HuffPo talks to Michael Moore, who says Capitalism: A Love Story might be his last documentary, ever.
“I’ve done this for 20 years. I started out by warning people about General Motors, and my whole career has been trying to say the emperor has no clothes here, and we better do something about it,” Moore said. “I’ve been having to sort of knock my head against the wall here for 20 years saying these things.
“Two years ago, I tried to get the health-care debate going, and it did eventually, and now where are we? We may not even have it. What am I supposed to do at a certain point?”
The article names Moore’s sole foray into narrative filmmaking, “Canadian Bacon” a comedy from 1995 starring John Candy and Alan Alda. No matter your personal opinion of Moore, it’s easy to understand where he’s coming from when he says he’s exhausted trying to flog the mule all by himself.
“I think people will be maybe somewhat disappointed because there’s so many things we need to deal with right now, and they wish I would make a film about it. But I want other people to make those films,” Moore said.
“I am tired of feeling like I’m doing this alone. All through the eight years of Bush, you Google `Bush’ and `nemesis’ and I’m the first name up. And there aren’t a whole lot of other names,” Moore said. “It doesn’t work with Michael Moore and Sean Penn and Ted Kennedy and a few others. The people have got to get involved in their democracy.”

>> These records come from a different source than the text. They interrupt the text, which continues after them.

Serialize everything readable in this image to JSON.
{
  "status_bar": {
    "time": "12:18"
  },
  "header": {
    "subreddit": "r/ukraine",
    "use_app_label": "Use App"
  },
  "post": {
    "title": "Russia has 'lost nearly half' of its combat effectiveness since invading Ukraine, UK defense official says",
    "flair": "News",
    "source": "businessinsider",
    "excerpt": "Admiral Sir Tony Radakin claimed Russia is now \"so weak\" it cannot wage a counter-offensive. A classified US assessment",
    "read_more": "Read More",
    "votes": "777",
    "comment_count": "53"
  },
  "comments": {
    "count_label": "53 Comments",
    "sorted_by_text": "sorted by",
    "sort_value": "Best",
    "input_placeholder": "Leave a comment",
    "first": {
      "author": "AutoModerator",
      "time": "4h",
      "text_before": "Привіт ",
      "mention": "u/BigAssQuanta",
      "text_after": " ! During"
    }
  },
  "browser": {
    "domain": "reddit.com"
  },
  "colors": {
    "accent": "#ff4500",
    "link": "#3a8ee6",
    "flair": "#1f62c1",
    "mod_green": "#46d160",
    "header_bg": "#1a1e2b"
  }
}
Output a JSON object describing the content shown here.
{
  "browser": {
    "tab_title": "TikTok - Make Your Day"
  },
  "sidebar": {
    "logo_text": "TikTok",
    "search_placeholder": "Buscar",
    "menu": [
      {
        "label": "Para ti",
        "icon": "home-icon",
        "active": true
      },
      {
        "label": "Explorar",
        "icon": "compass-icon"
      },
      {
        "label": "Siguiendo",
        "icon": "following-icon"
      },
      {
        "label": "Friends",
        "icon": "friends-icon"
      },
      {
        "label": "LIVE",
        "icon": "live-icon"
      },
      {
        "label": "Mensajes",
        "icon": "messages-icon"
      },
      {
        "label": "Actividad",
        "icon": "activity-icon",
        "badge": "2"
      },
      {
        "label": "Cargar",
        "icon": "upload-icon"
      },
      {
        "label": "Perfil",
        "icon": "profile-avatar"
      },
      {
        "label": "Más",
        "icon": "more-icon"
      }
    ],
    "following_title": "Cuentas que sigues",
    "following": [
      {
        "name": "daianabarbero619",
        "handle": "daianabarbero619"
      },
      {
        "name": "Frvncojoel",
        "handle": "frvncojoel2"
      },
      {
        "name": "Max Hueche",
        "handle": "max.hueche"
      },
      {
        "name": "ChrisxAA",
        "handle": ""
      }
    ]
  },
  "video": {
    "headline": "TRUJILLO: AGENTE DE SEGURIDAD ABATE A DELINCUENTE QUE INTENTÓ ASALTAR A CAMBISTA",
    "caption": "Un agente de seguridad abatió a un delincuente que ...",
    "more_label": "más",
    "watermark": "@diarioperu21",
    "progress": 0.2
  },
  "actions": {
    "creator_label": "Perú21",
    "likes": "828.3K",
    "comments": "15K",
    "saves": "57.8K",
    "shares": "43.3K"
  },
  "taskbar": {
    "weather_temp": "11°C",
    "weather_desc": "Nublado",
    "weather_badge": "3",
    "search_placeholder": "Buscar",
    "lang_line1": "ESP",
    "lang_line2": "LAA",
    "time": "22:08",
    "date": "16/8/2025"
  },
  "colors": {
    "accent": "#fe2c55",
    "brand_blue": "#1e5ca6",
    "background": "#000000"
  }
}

As much as I hate to hear about this crisis of confidence from our Muckraker-in-Chief, I can’t blame him for feeling discouraged. The article says Capitalism: A Love Story is a call to arms, but too many fans of Michael Moore — myself included — often feel like we’ve fought the good fight simply by buying a ticket to his movies. The success of his films isn’t enough for Michael Moore, and we shouldn’t be so easily satisfied either. The movies are brilliant spark plugs, but those of us who believe in what Moore is trying to do need to grab hold of the stick and put the engine in gear.